Right on Santa Monica near Western is the beautiful Palomar Hotel building, which seems to be the likely culprit. This was a hotel dating back to the 1930s, where a number of silent era film actors once lived.
You get the information you’re looking for: Mona Mars, Eddie’s wife, is holed up in a garage near Realito (Rialto, of course). On a rainy night, you drive out on the highway through town – the legendary Route 66.
Cars passed with a tearing hiss and a wave of dirty spray. The highway jerked through a little town that was all packing houses and sheds, and railway sidings nuzzling them.

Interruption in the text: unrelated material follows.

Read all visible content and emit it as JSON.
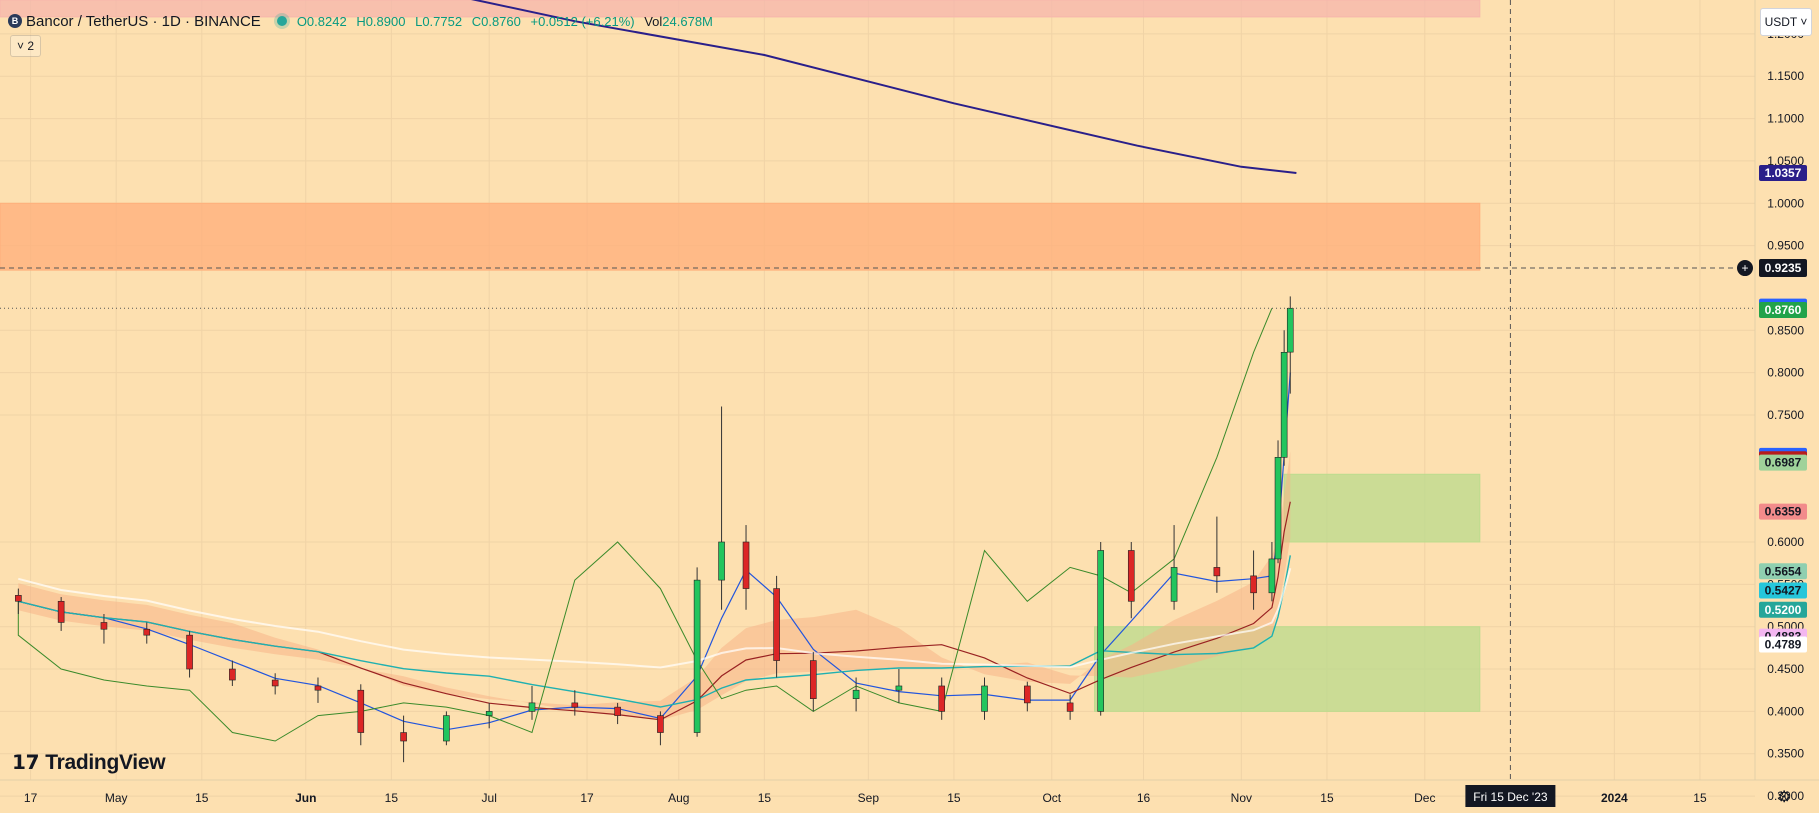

The groves thinned out and dropped away to the south and the road climbed and it was cold and to the north the black foothills crouched closer and sent a bitter wind whipping down their flanks. Then faintly out of the dark two yellow vapor lights glowed high up in the air and a neon sign between them said: “Welcome to Realito.”

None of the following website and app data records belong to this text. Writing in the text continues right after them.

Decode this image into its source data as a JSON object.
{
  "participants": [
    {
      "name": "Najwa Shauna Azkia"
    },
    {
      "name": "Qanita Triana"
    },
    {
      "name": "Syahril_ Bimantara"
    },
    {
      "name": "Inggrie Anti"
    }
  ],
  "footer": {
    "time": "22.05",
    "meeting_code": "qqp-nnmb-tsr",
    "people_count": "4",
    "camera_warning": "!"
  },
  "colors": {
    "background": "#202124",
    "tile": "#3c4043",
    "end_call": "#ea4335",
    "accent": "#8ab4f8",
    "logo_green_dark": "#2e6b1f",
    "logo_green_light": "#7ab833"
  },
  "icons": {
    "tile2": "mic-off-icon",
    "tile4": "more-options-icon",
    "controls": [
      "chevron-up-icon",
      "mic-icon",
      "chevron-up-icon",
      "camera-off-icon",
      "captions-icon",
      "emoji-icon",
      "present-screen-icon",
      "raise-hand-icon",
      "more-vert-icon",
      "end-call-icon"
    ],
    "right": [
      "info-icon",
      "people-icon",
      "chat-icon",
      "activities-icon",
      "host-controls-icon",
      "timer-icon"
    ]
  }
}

Fate stage-managed the whole thing. Beyond Realito, just about a mile beyond, the highway took a curve and the rain fooled me and I went too close to the shoulder.

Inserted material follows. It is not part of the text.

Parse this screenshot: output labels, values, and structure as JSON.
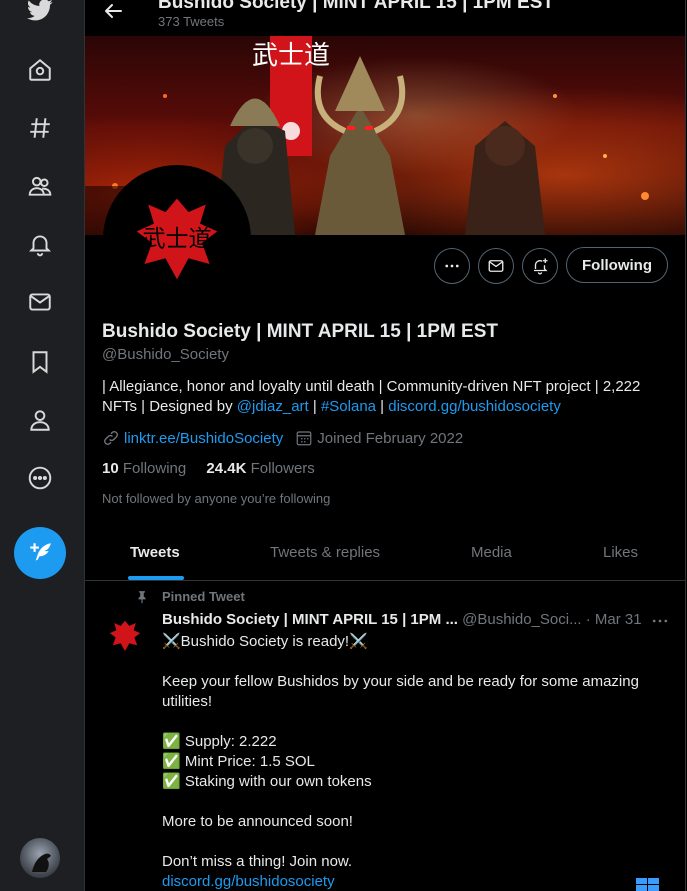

A mile beyond Rialto, there is indeed a very odd curve to the highway…
After getting a flat tire, you wind up in the garage where Eddie Mars’ wife Mona is being held. But there’s no sign of Rusty – Mona claims that Eddie didn’t kill him, and she didn’t run off with him.
You head back to the mansion to report this to the Sternwoods. As you’re leaving, Carmen asks you to teach her to shoot a gun, and you travel to the family’s oil field to do so.
It was a narrow dirt road, not much more than a track, like the entrance to some foothill ranch…I followed the ruts along and the noise of city traffic grew curiously and quickly faint, as if this were not in the city at all, but far away in a daydream land. Then the oil-stained, motionless walking-beam of a squat wooden derrick stuck up over a branch.
This is most likely a composite of the oil fields around Inglewood, some of which are still pumping to this day:
Here, Carmen tries to shoot you, but you’ve long ago realized the truth – she killed Rusty for resisting her advances, and is now looking to do the same to you. You manage to subdue her and return her to her sister, who promises to have her institutionalized.
As you drive off from the Sternwood mansion, you reflect on the past week’s events:
What did it matter where you lay once you were dead? In a dirty sump or in a marble tower on top of a high hill? You were dead, you were sleeping the big sleep, you were not bothered by things like that. Oil and water were the same as wind and air to you. You just slept the big sleep, not caring about the nastiness of how you died or where you fell. Me, I was part of the nastiness now. Far more a part of it than Rusty Regan was. But the old man didn’t have to be. He could lie quiet in his canopied bed, with his bloodless hands folded on the sheet, waiting. His heart was a brief, uncertain murmur. His thoughts were as gray as ashes.
And in a little while he too, like Rusty Regan, would be sleeping the big sleep.
PS – As Chandler fans have probably noticed, I’ve significantly condensed and somewhat altered the book’s plot for my post. In reality, The Big Sleep is insanely fucking complicated – which is one of the many reasons I love it. Chandler essentially combined and expanded upon two of his previously published short stories, hence the dual mystery that ensues (Carmen’s blackmail, Vivian’s husband’s disappearance). In the end, even he wasn’t sure who committed one of the murders (the chauffeur’s death off the pier remains unexplained – Joe Brody only knocked him out).
If you haven’t read The Big Sleep before, do so immediately. I’m usually a speed reader – Chandler is the author who taught me to slow the hell down and savor each word.
If you enjoyed reading this post, would you consider making a donation to help me make my first movie? The goal is $50,000, and already, 1,701 generous readers have donated $35,874.00. Just $5 or $10 can make a difference - AND you get a snazzy Scouting NY sticker or magnet as a Thank-You gift! Click here to donate today!